Occipital neuralgia is a distinct type of headache characterized by piercing, throbbing, or electric-shock-like chronic pain in the upper neck, back of the head, and behind the ears, usually on one side of the head.
Typically, the pain of occipital neuralgia begins in the neck and then spreads upwards. Some individuals will also experience pain in the scalp, forehead, and behind the eyes. Their scalp may also be tender to the touch, and their eyes especially sensitive to light.
The location of pain is related to the areas supplied by the greater and lesser occipital nerves, which run from the area where the spinal column meets the neck, up to the scalp at the back of the head.
The pain is caused by:
In many cases, however, no cause can be found.
Relief from pain after an anesthetic nerve block will confirm the diagnosis.
Occipital neuralgia is not a life-threatening condition. Recovery is usually complete after the bout of pain has ended and the nerve damage repaired or lessened.

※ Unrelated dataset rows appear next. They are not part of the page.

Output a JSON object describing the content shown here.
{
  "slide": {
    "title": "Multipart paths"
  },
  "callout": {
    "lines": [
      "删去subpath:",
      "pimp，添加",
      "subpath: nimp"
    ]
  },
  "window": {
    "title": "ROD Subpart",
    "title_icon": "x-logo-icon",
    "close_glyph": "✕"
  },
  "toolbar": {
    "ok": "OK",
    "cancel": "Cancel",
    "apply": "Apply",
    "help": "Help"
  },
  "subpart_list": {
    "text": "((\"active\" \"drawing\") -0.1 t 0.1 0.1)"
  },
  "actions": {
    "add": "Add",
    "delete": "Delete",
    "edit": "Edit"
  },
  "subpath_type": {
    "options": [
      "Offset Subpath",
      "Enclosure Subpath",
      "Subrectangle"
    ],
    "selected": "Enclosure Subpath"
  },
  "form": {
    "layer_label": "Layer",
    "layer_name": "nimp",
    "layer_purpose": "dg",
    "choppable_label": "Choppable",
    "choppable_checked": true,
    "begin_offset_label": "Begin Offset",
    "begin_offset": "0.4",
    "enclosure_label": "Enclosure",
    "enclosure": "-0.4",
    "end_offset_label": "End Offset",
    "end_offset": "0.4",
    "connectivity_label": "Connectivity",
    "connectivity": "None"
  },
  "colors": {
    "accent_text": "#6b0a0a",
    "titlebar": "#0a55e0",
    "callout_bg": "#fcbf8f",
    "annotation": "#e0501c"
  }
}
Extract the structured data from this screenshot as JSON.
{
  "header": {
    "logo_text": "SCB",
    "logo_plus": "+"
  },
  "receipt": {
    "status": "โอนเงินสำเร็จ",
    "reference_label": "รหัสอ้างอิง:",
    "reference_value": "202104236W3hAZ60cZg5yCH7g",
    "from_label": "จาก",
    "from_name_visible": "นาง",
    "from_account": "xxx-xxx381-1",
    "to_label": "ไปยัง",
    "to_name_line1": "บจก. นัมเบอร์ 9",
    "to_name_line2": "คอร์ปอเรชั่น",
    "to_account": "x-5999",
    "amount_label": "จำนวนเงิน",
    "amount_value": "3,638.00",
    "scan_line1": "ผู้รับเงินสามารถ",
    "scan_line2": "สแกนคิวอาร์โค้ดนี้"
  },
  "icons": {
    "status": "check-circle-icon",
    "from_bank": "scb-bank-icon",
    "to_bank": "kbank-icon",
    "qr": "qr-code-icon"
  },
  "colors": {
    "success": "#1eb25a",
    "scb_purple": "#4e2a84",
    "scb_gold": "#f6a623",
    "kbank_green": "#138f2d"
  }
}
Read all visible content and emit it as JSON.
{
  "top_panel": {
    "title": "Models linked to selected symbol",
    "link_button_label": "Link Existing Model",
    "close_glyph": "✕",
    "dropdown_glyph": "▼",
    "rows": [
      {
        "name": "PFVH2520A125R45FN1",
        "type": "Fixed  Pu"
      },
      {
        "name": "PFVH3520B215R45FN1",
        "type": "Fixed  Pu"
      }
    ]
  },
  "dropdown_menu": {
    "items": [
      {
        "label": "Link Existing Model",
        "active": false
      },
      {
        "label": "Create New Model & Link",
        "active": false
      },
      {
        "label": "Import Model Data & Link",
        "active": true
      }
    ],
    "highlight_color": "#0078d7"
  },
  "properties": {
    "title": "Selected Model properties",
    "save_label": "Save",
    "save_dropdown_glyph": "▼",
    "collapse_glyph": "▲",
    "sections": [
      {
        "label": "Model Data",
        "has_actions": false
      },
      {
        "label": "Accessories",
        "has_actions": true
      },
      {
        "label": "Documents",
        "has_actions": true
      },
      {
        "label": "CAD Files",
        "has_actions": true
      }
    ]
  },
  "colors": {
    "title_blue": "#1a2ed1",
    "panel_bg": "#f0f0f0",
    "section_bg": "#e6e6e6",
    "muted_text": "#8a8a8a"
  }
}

Treatment is generally symptomatic. Many individuals will improve with therapy involving heat, rest, anti-inflammatory medications, and muscle relaxants. In some cases, antidepressants may be used when the pain is particularly severe. Other treatments may include local nerve blocks and injections of steroids directly into the affected area.